**Work instructions:**
What follows is a set of records. Retype them exactly, leaving out the pictures.

[Entries from a dataset of interfaces]
Start of Block

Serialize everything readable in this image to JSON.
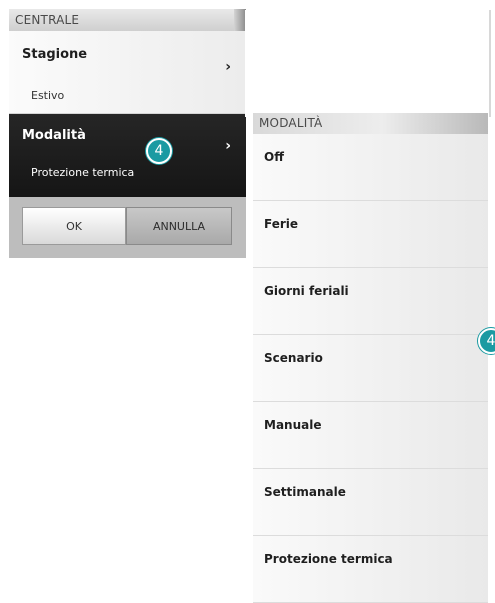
{
  "left_panel": {
    "header": "CENTRALE",
    "season": {
      "title": "Stagione",
      "value": "Estivo",
      "chevron": "›"
    },
    "mode": {
      "title": "Modalità",
      "value": "Protezione termica",
      "chevron": "›"
    },
    "buttons": {
      "ok": "OK",
      "cancel": "ANNULLA"
    },
    "badge": "4"
  },
  "right_panel": {
    "header": "MODALITÀ",
    "options": [
      {
        "label": "Off"
      },
      {
        "label": "Ferie"
      },
      {
        "label": "Giorni feriali"
      },
      {
        "label": "Scenario"
      },
      {
        "label": "Manuale"
      },
      {
        "label": "Settimanale"
      },
      {
        "label": "Protezione termica"
      }
    ],
    "badge": "4"
  },
  "colors": {
    "badge": "#1a9aa2",
    "selected_row": "#1e1e1e"
  }
}
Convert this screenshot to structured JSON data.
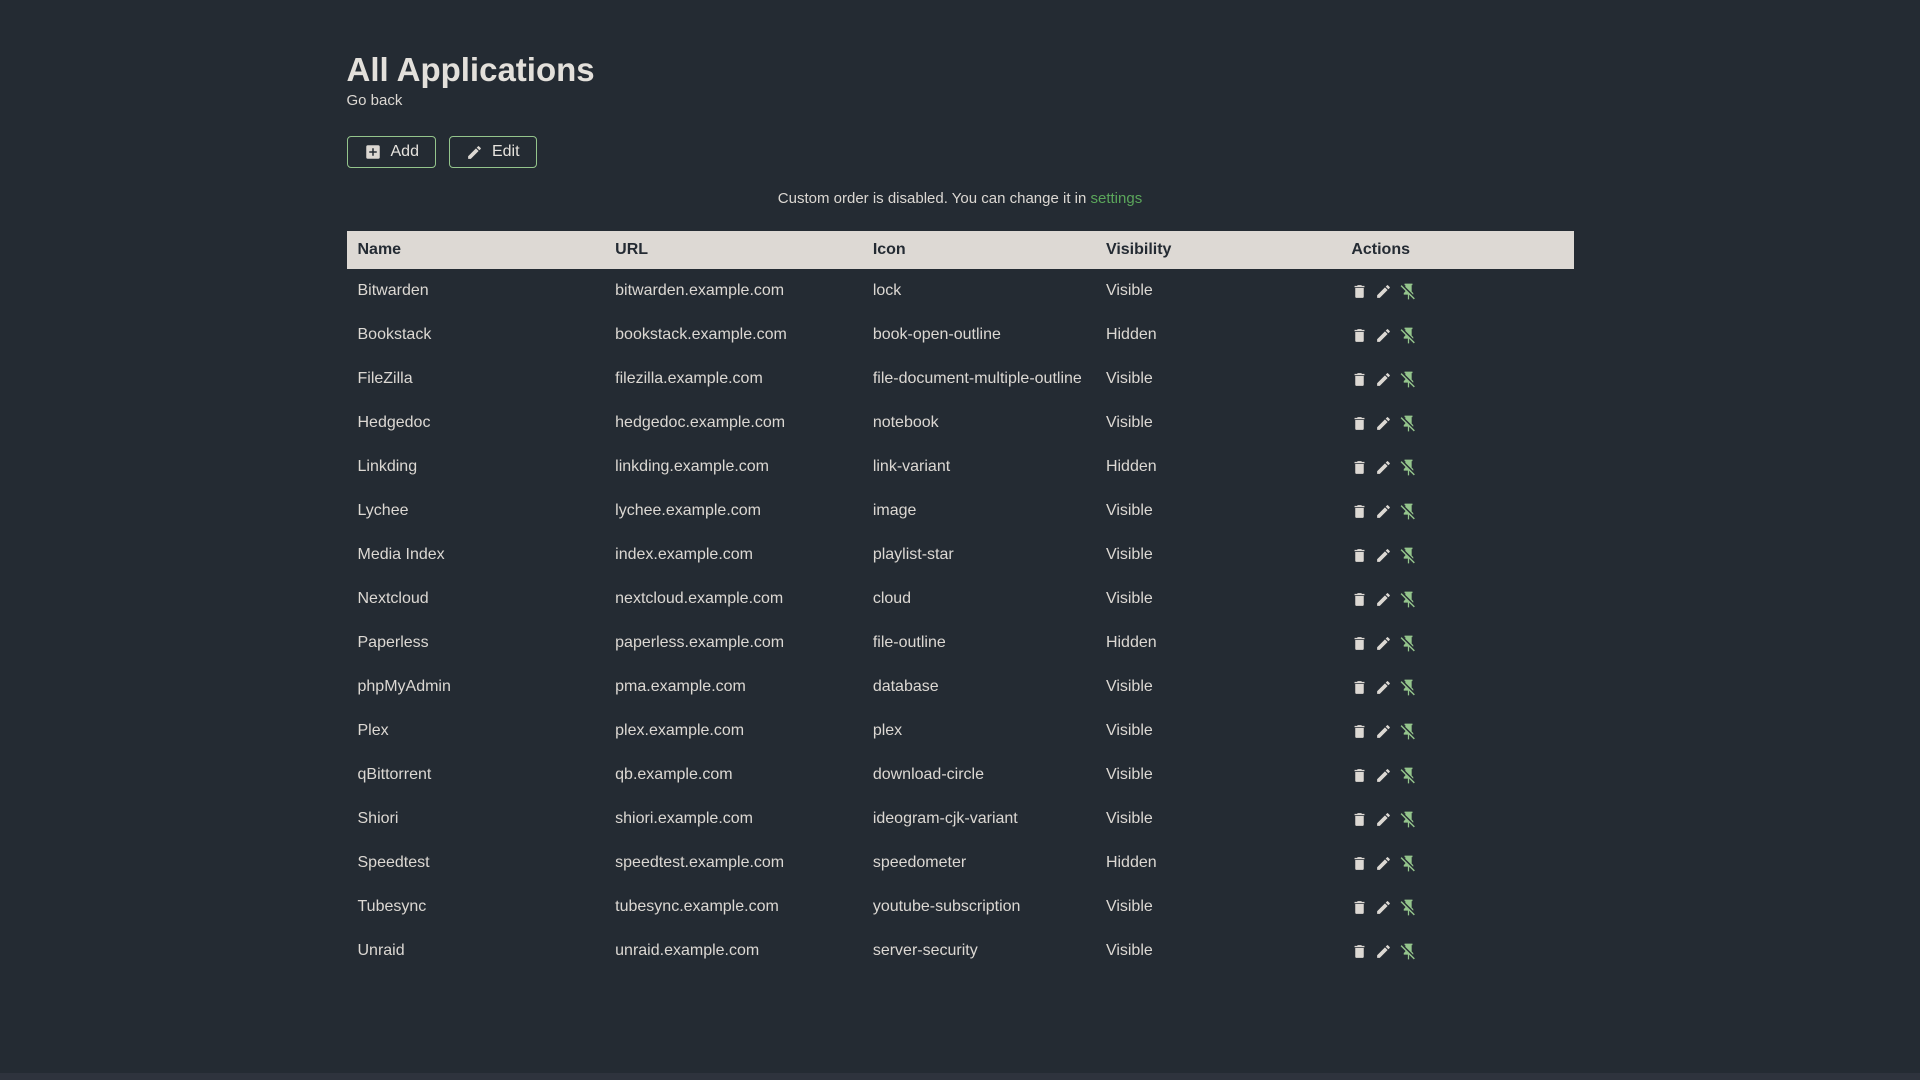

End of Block

**Expected answer:**
Serialize everything readable in this image to JSON.
{
  "left_panel": {
    "header": "CENTRALE",
    "season": {
      "title": "Stagione",
      "value": "Estivo",
      "chevron": "›"
    },
    "mode": {
      "title": "Modalità",
      "value": "Protezione termica",
      "chevron": "›"
    },
    "buttons": {
      "ok": "OK",
      "cancel": "ANNULLA"
    },
    "badge": "4"
  },
  "right_panel": {
    "header": "MODALITÀ",
    "options": [
      {
        "label": "Off"
      },
      {
        "label": "Ferie"
      },
      {
        "label": "Giorni feriali"
      },
      {
        "label": "Scenario"
      },
      {
        "label": "Manuale"
      },
      {
        "label": "Settimanale"
      },
      {
        "label": "Protezione termica"
      }
    ],
    "badge": "4"
  },
  "colors": {
    "badge": "#1a9aa2",
    "selected_row": "#1e1e1e"
  }
}
Convert this screenshot to structured JSON data.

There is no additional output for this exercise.